▶ **Extracted records**
---
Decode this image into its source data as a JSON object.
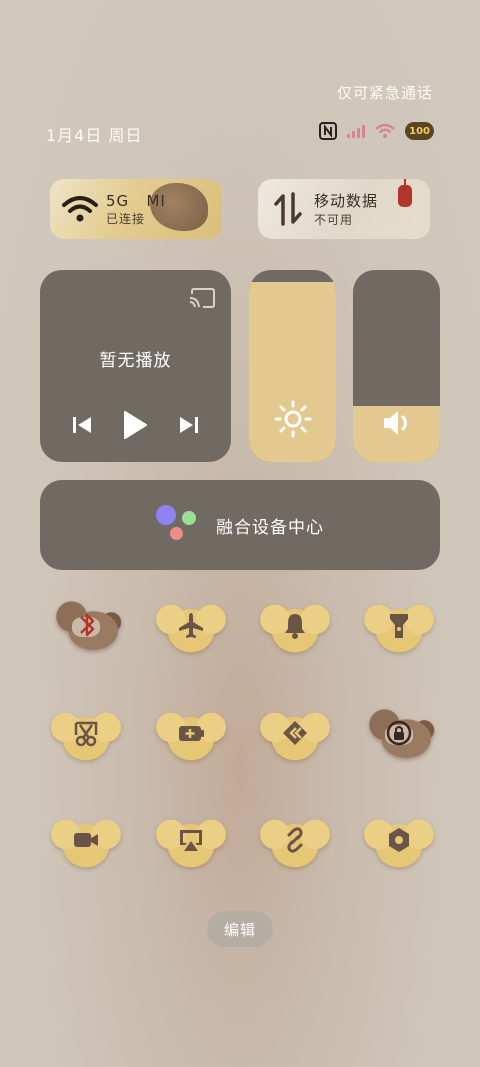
{
  "status_bar": {
    "emergency_text": "仅可紧急通话",
    "date_text": "1月4日 周日",
    "battery_level": "100",
    "icons": [
      "nfc-icon",
      "signal-icon",
      "wifi-icon",
      "battery-icon"
    ]
  },
  "tiles": {
    "wifi": {
      "label": "5G   MI",
      "status": "已连接",
      "icon": "wifi-icon"
    },
    "mobile_data": {
      "label": "移动数据",
      "status": "不可用",
      "icon": "mobile-data-icon"
    }
  },
  "media": {
    "title": "暂无播放",
    "icons": [
      "cast-icon",
      "previous-icon",
      "play-icon",
      "next-icon"
    ]
  },
  "sliders": {
    "brightness": {
      "icon": "brightness-icon",
      "level": 0.94
    },
    "volume": {
      "icon": "volume-icon",
      "level": 0.29
    }
  },
  "device_center": {
    "label": "融合设备中心",
    "dot_colors": [
      "#8e83f2",
      "#9adf94",
      "#f08d86"
    ]
  },
  "quick_toggles": [
    {
      "icon": "bluetooth-icon",
      "style": "horse"
    },
    {
      "icon": "airplane-icon",
      "style": "cloud"
    },
    {
      "icon": "bell-icon",
      "style": "cloud"
    },
    {
      "icon": "flashlight-icon",
      "style": "cloud"
    },
    {
      "icon": "screenshot-icon",
      "style": "cloud"
    },
    {
      "icon": "battery-saver-icon",
      "style": "cloud"
    },
    {
      "icon": "share-icon",
      "style": "cloud"
    },
    {
      "icon": "rotation-lock-icon",
      "style": "horse"
    },
    {
      "icon": "screen-record-icon",
      "style": "cloud"
    },
    {
      "icon": "screen-cast-icon",
      "style": "cloud"
    },
    {
      "icon": "link-icon",
      "style": "cloud"
    },
    {
      "icon": "settings-icon",
      "style": "cloud"
    }
  ],
  "edit_label": "编辑",
  "colors": {
    "panel": "#706a63",
    "accent_gold": "#e3c98f",
    "icon_brown": "#6a5448"
  }
}
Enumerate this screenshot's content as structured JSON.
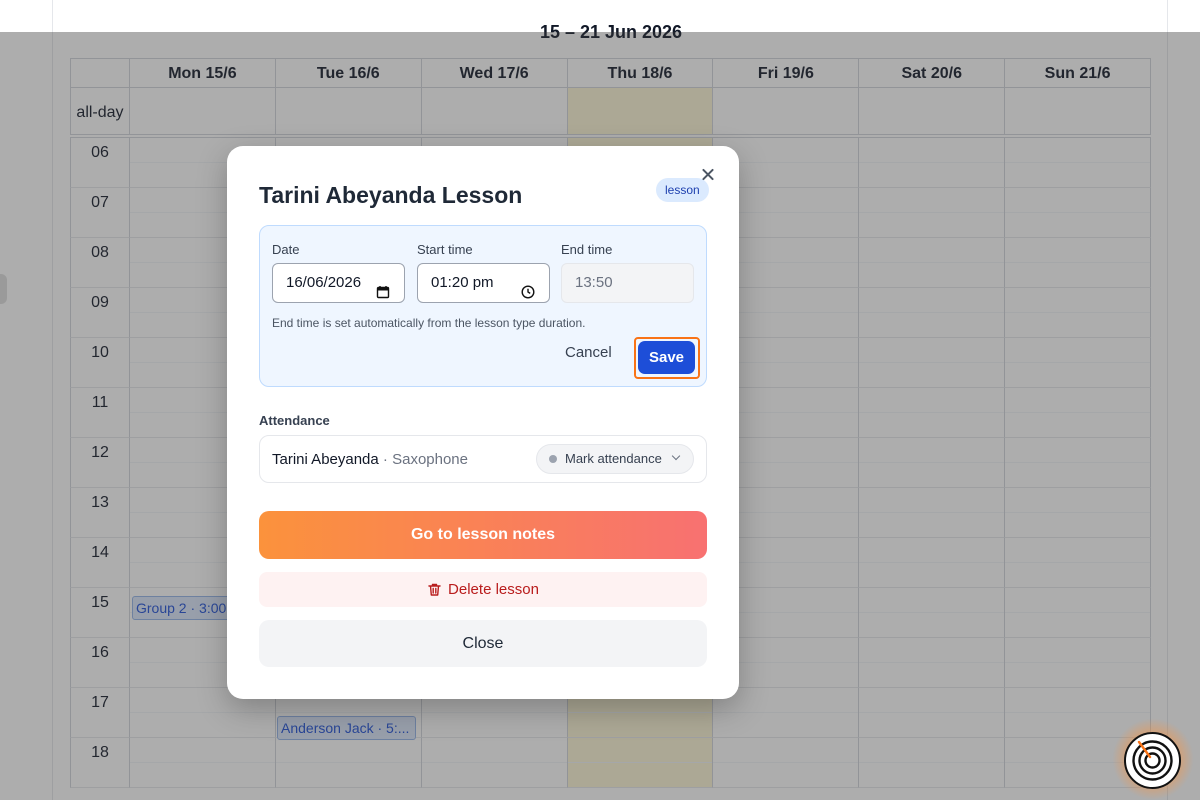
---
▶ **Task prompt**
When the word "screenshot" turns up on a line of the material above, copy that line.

▶ **Result below**
      "icon": "screenshot-icon",
Enumerate this screenshot's content as structured JSON.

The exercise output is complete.